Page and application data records
=== Begin Enclosure ===

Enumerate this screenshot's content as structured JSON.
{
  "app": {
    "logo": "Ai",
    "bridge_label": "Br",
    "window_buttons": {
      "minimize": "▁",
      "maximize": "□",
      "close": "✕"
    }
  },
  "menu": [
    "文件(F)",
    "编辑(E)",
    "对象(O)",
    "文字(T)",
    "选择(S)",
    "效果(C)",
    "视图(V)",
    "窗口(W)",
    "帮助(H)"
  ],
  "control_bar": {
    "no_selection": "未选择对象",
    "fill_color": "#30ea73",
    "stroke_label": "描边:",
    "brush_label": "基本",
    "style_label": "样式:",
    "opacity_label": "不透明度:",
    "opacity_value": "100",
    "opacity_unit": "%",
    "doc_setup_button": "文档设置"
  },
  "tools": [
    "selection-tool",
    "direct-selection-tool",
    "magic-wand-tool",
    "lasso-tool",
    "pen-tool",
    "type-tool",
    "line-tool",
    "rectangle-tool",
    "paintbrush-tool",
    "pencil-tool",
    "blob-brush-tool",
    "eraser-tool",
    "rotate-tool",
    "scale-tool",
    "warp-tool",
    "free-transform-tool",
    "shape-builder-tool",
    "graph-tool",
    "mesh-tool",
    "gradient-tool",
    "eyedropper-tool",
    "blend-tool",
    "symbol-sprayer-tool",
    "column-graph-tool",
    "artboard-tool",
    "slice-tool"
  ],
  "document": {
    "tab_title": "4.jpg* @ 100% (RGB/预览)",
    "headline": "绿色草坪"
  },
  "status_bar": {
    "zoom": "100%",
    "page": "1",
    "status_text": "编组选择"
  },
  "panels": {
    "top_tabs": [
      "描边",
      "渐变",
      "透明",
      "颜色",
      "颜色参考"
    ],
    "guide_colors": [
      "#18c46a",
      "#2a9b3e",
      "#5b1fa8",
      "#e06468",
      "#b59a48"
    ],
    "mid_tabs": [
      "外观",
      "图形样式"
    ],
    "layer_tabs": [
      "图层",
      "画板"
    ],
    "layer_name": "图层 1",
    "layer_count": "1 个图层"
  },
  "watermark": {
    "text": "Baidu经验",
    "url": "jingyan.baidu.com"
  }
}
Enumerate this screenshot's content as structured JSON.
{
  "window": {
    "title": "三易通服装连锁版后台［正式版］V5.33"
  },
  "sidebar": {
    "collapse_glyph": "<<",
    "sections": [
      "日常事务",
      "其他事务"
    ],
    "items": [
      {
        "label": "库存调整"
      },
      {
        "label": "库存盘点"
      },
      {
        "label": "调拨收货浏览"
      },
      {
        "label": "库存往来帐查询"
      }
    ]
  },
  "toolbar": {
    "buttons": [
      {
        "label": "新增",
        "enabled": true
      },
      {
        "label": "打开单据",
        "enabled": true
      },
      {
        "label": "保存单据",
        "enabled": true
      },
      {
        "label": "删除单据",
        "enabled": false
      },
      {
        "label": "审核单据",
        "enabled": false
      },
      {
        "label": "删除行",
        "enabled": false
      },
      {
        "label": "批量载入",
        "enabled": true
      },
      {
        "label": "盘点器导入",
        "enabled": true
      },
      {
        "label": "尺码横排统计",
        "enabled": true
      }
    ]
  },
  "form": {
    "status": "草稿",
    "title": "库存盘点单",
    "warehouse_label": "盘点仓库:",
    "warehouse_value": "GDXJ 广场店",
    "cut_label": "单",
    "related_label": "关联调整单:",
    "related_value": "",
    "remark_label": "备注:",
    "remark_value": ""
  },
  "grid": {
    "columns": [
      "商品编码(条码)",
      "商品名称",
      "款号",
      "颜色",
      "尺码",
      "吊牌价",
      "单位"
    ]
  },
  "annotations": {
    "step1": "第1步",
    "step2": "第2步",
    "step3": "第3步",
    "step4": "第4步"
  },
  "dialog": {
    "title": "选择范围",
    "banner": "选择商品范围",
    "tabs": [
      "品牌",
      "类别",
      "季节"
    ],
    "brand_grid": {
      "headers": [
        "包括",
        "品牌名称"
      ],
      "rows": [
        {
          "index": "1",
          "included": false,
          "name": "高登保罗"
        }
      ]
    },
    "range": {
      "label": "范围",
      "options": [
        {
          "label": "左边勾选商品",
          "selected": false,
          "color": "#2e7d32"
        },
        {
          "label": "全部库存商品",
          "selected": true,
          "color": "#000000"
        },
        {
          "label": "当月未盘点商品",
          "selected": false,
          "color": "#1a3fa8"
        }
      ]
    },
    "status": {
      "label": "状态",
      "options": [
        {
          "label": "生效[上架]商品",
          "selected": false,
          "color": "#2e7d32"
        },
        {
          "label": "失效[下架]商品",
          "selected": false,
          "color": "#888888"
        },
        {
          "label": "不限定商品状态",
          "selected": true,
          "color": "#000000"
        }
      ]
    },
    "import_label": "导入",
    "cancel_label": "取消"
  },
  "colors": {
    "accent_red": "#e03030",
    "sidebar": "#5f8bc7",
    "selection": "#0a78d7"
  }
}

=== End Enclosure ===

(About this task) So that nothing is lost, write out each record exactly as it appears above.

(Result for this exercise)
Enumerate this screenshot's content as structured JSON.
{
  "app": {
    "logo": "Ai",
    "bridge_label": "Br",
    "window_buttons": {
      "minimize": "▁",
      "maximize": "□",
      "close": "✕"
    }
  },
  "menu": [
    "文件(F)",
    "编辑(E)",
    "对象(O)",
    "文字(T)",
    "选择(S)",
    "效果(C)",
    "视图(V)",
    "窗口(W)",
    "帮助(H)"
  ],
  "control_bar": {
    "no_selection": "未选择对象",
    "fill_color": "#30ea73",
    "stroke_label": "描边:",
    "brush_label": "基本",
    "style_label": "样式:",
    "opacity_label": "不透明度:",
    "opacity_value": "100",
    "opacity_unit": "%",
    "doc_setup_button": "文档设置"
  },
  "tools": [
    "selection-tool",
    "direct-selection-tool",
    "magic-wand-tool",
    "lasso-tool",
    "pen-tool",
    "type-tool",
    "line-tool",
    "rectangle-tool",
    "paintbrush-tool",
    "pencil-tool",
    "blob-brush-tool",
    "eraser-tool",
    "rotate-tool",
    "scale-tool",
    "warp-tool",
    "free-transform-tool",
    "shape-builder-tool",
    "graph-tool",
    "mesh-tool",
    "gradient-tool",
    "eyedropper-tool",
    "blend-tool",
    "symbol-sprayer-tool",
    "column-graph-tool",
    "artboard-tool",
    "slice-tool"
  ],
  "document": {
    "tab_title": "4.jpg* @ 100% (RGB/预览)",
    "headline": "绿色草坪"
  },
  "status_bar": {
    "zoom": "100%",
    "page": "1",
    "status_text": "编组选择"
  },
  "panels": {
    "top_tabs": [
      "描边",
      "渐变",
      "透明",
      "颜色",
      "颜色参考"
    ],
    "guide_colors": [
      "#18c46a",
      "#2a9b3e",
      "#5b1fa8",
      "#e06468",
      "#b59a48"
    ],
    "mid_tabs": [
      "外观",
      "图形样式"
    ],
    "layer_tabs": [
      "图层",
      "画板"
    ],
    "layer_name": "图层 1",
    "layer_count": "1 个图层"
  },
  "watermark": {
    "text": "Baidu经验",
    "url": "jingyan.baidu.com"
  }
}
Enumerate this screenshot's content as structured JSON.
{
  "window": {
    "title": "三易通服装连锁版后台［正式版］V5.33"
  },
  "sidebar": {
    "collapse_glyph": "<<",
    "sections": [
      "日常事务",
      "其他事务"
    ],
    "items": [
      {
        "label": "库存调整"
      },
      {
        "label": "库存盘点"
      },
      {
        "label": "调拨收货浏览"
      },
      {
        "label": "库存往来帐查询"
      }
    ]
  },
  "toolbar": {
    "buttons": [
      {
        "label": "新增",
        "enabled": true
      },
      {
        "label": "打开单据",
        "enabled": true
      },
      {
        "label": "保存单据",
        "enabled": true
      },
      {
        "label": "删除单据",
        "enabled": false
      },
      {
        "label": "审核单据",
        "enabled": false
      },
      {
        "label": "删除行",
        "enabled": false
      },
      {
        "label": "批量载入",
        "enabled": true
      },
      {
        "label": "盘点器导入",
        "enabled": true
      },
      {
        "label": "尺码横排统计",
        "enabled": true
      }
    ]
  },
  "form": {
    "status": "草稿",
    "title": "库存盘点单",
    "warehouse_label": "盘点仓库:",
    "warehouse_value": "GDXJ 广场店",
    "cut_label": "单",
    "related_label": "关联调整单:",
    "related_value": "",
    "remark_label": "备注:",
    "remark_value": ""
  },
  "grid": {
    "columns": [
      "商品编码(条码)",
      "商品名称",
      "款号",
      "颜色",
      "尺码",
      "吊牌价",
      "单位"
    ]
  },
  "annotations": {
    "step1": "第1步",
    "step2": "第2步",
    "step3": "第3步",
    "step4": "第4步"
  },
  "dialog": {
    "title": "选择范围",
    "banner": "选择商品范围",
    "tabs": [
      "品牌",
      "类别",
      "季节"
    ],
    "brand_grid": {
      "headers": [
        "包括",
        "品牌名称"
      ],
      "rows": [
        {
          "index": "1",
          "included": false,
          "name": "高登保罗"
        }
      ]
    },
    "range": {
      "label": "范围",
      "options": [
        {
          "label": "左边勾选商品",
          "selected": false,
          "color": "#2e7d32"
        },
        {
          "label": "全部库存商品",
          "selected": true,
          "color": "#000000"
        },
        {
          "label": "当月未盘点商品",
          "selected": false,
          "color": "#1a3fa8"
        }
      ]
    },
    "status": {
      "label": "状态",
      "options": [
        {
          "label": "生效[上架]商品",
          "selected": false,
          "color": "#2e7d32"
        },
        {
          "label": "失效[下架]商品",
          "selected": false,
          "color": "#888888"
        },
        {
          "label": "不限定商品状态",
          "selected": true,
          "color": "#000000"
        }
      ]
    },
    "import_label": "导入",
    "cancel_label": "取消"
  },
  "colors": {
    "accent_red": "#e03030",
    "sidebar": "#5f8bc7",
    "selection": "#0a78d7"
  }
}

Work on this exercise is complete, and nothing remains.